What needs to be done:
Output all records precisely as written.

Entries taken from a collection:

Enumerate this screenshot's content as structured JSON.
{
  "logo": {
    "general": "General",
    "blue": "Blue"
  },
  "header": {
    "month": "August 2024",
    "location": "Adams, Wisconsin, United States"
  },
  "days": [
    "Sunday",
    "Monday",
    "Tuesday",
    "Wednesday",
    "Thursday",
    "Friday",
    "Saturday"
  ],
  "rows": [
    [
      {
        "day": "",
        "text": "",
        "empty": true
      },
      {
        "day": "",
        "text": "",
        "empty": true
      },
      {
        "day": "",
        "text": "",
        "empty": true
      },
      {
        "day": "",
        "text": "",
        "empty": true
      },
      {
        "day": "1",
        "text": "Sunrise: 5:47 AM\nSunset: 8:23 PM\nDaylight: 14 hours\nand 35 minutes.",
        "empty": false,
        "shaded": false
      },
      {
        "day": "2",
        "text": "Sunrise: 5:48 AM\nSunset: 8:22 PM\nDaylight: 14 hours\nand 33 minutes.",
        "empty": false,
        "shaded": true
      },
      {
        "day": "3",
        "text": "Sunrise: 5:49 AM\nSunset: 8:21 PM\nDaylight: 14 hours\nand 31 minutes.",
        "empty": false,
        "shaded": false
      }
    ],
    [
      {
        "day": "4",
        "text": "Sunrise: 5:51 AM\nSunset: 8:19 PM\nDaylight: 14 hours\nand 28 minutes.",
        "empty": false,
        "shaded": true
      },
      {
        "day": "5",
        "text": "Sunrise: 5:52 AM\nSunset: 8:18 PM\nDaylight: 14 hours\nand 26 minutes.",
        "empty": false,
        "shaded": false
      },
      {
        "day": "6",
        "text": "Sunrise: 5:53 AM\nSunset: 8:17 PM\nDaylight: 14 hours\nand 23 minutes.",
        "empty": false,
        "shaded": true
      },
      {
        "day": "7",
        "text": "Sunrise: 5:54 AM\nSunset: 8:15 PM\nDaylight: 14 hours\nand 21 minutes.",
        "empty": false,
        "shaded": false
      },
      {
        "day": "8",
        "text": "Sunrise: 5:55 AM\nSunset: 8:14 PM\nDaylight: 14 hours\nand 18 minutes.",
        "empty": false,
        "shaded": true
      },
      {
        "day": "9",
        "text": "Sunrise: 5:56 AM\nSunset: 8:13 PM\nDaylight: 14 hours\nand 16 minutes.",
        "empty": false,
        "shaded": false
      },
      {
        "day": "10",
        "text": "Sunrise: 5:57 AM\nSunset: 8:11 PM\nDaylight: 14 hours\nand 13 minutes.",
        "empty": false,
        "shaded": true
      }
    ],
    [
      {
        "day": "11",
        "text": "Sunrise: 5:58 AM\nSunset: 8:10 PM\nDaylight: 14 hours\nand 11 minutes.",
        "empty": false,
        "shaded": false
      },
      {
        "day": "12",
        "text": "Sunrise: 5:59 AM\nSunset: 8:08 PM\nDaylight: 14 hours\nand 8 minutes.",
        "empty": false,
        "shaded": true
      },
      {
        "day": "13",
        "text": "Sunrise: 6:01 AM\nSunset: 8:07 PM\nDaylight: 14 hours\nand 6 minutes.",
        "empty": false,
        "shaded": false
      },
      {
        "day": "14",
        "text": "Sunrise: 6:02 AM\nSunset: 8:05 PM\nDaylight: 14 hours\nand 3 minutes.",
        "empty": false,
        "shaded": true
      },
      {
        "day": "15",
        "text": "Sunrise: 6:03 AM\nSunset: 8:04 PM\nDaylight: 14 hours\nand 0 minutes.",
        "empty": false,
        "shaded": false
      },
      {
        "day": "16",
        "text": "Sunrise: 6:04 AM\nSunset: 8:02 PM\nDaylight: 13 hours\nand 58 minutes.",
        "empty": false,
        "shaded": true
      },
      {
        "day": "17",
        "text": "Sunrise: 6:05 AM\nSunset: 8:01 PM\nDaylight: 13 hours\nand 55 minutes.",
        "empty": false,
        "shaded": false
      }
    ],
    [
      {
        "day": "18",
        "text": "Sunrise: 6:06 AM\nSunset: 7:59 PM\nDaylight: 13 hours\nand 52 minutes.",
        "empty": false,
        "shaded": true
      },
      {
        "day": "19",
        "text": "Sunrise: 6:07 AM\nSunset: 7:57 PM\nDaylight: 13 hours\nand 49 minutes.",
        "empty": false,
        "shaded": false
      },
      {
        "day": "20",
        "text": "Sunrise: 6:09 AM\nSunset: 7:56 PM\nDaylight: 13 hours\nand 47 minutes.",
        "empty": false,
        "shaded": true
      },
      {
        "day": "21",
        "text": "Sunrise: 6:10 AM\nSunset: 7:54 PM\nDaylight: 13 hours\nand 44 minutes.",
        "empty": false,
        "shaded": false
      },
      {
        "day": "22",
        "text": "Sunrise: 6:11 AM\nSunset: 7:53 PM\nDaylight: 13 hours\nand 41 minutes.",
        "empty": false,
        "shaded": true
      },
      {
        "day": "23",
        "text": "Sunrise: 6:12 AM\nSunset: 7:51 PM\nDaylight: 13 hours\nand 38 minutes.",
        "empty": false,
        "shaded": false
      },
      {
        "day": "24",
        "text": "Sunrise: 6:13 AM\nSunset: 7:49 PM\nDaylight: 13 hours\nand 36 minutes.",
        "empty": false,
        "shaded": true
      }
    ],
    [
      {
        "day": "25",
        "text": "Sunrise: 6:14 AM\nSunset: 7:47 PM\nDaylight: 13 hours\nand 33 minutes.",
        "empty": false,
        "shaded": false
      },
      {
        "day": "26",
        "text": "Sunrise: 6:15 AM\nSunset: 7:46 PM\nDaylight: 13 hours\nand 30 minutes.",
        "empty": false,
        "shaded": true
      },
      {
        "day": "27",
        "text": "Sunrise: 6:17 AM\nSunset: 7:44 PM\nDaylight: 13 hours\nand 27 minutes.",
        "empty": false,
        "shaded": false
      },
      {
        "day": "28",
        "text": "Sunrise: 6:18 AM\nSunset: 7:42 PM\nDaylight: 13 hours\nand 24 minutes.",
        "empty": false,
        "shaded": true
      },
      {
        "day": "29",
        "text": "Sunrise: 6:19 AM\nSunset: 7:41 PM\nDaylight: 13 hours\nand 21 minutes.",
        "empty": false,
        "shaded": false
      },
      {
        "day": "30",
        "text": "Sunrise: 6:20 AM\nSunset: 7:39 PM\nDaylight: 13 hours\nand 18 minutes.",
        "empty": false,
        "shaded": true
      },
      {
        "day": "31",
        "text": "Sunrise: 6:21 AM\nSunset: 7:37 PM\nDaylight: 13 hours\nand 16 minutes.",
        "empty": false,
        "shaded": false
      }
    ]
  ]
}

Answer space:
Enumerate this screenshot's content as structured JSON.
{
  "logo": {
    "general": "General",
    "blue": "Blue"
  },
  "header": {
    "month": "August 2024",
    "location": "Adams, Wisconsin, United States"
  },
  "days": [
    "Sunday",
    "Monday",
    "Tuesday",
    "Wednesday",
    "Thursday",
    "Friday",
    "Saturday"
  ],
  "rows": [
    [
      {
        "day": "",
        "text": "",
        "empty": true
      },
      {
        "day": "",
        "text": "",
        "empty": true
      },
      {
        "day": "",
        "text": "",
        "empty": true
      },
      {
        "day": "",
        "text": "",
        "empty": true
      },
      {
        "day": "1",
        "text": "Sunrise: 5:47 AM\nSunset: 8:23 PM\nDaylight: 14 hours\nand 35 minutes.",
        "empty": false,
        "shaded": false
      },
      {
        "day": "2",
        "text": "Sunrise: 5:48 AM\nSunset: 8:22 PM\nDaylight: 14 hours\nand 33 minutes.",
        "empty": false,
        "shaded": true
      },
      {
        "day": "3",
        "text": "Sunrise: 5:49 AM\nSunset: 8:21 PM\nDaylight: 14 hours\nand 31 minutes.",
        "empty": false,
        "shaded": false
      }
    ],
    [
      {
        "day": "4",
        "text": "Sunrise: 5:51 AM\nSunset: 8:19 PM\nDaylight: 14 hours\nand 28 minutes.",
        "empty": false,
        "shaded": true
      },
      {
        "day": "5",
        "text": "Sunrise: 5:52 AM\nSunset: 8:18 PM\nDaylight: 14 hours\nand 26 minutes.",
        "empty": false,
        "shaded": false
      },
      {
        "day": "6",
        "text": "Sunrise: 5:53 AM\nSunset: 8:17 PM\nDaylight: 14 hours\nand 23 minutes.",
        "empty": false,
        "shaded": true
      },
      {
        "day": "7",
        "text": "Sunrise: 5:54 AM\nSunset: 8:15 PM\nDaylight: 14 hours\nand 21 minutes.",
        "empty": false,
        "shaded": false
      },
      {
        "day": "8",
        "text": "Sunrise: 5:55 AM\nSunset: 8:14 PM\nDaylight: 14 hours\nand 18 minutes.",
        "empty": false,
        "shaded": true
      },
      {
        "day": "9",
        "text": "Sunrise: 5:56 AM\nSunset: 8:13 PM\nDaylight: 14 hours\nand 16 minutes.",
        "empty": false,
        "shaded": false
      },
      {
        "day": "10",
        "text": "Sunrise: 5:57 AM\nSunset: 8:11 PM\nDaylight: 14 hours\nand 13 minutes.",
        "empty": false,
        "shaded": true
      }
    ],
    [
      {
        "day": "11",
        "text": "Sunrise: 5:58 AM\nSunset: 8:10 PM\nDaylight: 14 hours\nand 11 minutes.",
        "empty": false,
        "shaded": false
      },
      {
        "day": "12",
        "text": "Sunrise: 5:59 AM\nSunset: 8:08 PM\nDaylight: 14 hours\nand 8 minutes.",
        "empty": false,
        "shaded": true
      },
      {
        "day": "13",
        "text": "Sunrise: 6:01 AM\nSunset: 8:07 PM\nDaylight: 14 hours\nand 6 minutes.",
        "empty": false,
        "shaded": false
      },
      {
        "day": "14",
        "text": "Sunrise: 6:02 AM\nSunset: 8:05 PM\nDaylight: 14 hours\nand 3 minutes.",
        "empty": false,
        "shaded": true
      },
      {
        "day": "15",
        "text": "Sunrise: 6:03 AM\nSunset: 8:04 PM\nDaylight: 14 hours\nand 0 minutes.",
        "empty": false,
        "shaded": false
      },
      {
        "day": "16",
        "text": "Sunrise: 6:04 AM\nSunset: 8:02 PM\nDaylight: 13 hours\nand 58 minutes.",
        "empty": false,
        "shaded": true
      },
      {
        "day": "17",
        "text": "Sunrise: 6:05 AM\nSunset: 8:01 PM\nDaylight: 13 hours\nand 55 minutes.",
        "empty": false,
        "shaded": false
      }
    ],
    [
      {
        "day": "18",
        "text": "Sunrise: 6:06 AM\nSunset: 7:59 PM\nDaylight: 13 hours\nand 52 minutes.",
        "empty": false,
        "shaded": true
      },
      {
        "day": "19",
        "text": "Sunrise: 6:07 AM\nSunset: 7:57 PM\nDaylight: 13 hours\nand 49 minutes.",
        "empty": false,
        "shaded": false
      },
      {
        "day": "20",
        "text": "Sunrise: 6:09 AM\nSunset: 7:56 PM\nDaylight: 13 hours\nand 47 minutes.",
        "empty": false,
        "shaded": true
      },
      {
        "day": "21",
        "text": "Sunrise: 6:10 AM\nSunset: 7:54 PM\nDaylight: 13 hours\nand 44 minutes.",
        "empty": false,
        "shaded": false
      },
      {
        "day": "22",
        "text": "Sunrise: 6:11 AM\nSunset: 7:53 PM\nDaylight: 13 hours\nand 41 minutes.",
        "empty": false,
        "shaded": true
      },
      {
        "day": "23",
        "text": "Sunrise: 6:12 AM\nSunset: 7:51 PM\nDaylight: 13 hours\nand 38 minutes.",
        "empty": false,
        "shaded": false
      },
      {
        "day": "24",
        "text": "Sunrise: 6:13 AM\nSunset: 7:49 PM\nDaylight: 13 hours\nand 36 minutes.",
        "empty": false,
        "shaded": true
      }
    ],
    [
      {
        "day": "25",
        "text": "Sunrise: 6:14 AM\nSunset: 7:47 PM\nDaylight: 13 hours\nand 33 minutes.",
        "empty": false,
        "shaded": false
      },
      {
        "day": "26",
        "text": "Sunrise: 6:15 AM\nSunset: 7:46 PM\nDaylight: 13 hours\nand 30 minutes.",
        "empty": false,
        "shaded": true
      },
      {
        "day": "27",
        "text": "Sunrise: 6:17 AM\nSunset: 7:44 PM\nDaylight: 13 hours\nand 27 minutes.",
        "empty": false,
        "shaded": false
      },
      {
        "day": "28",
        "text": "Sunrise: 6:18 AM\nSunset: 7:42 PM\nDaylight: 13 hours\nand 24 minutes.",
        "empty": false,
        "shaded": true
      },
      {
        "day": "29",
        "text": "Sunrise: 6:19 AM\nSunset: 7:41 PM\nDaylight: 13 hours\nand 21 minutes.",
        "empty": false,
        "shaded": false
      },
      {
        "day": "30",
        "text": "Sunrise: 6:20 AM\nSunset: 7:39 PM\nDaylight: 13 hours\nand 18 minutes.",
        "empty": false,
        "shaded": true
      },
      {
        "day": "31",
        "text": "Sunrise: 6:21 AM\nSunset: 7:37 PM\nDaylight: 13 hours\nand 16 minutes.",
        "empty": false,
        "shaded": false
      }
    ]
  ]
}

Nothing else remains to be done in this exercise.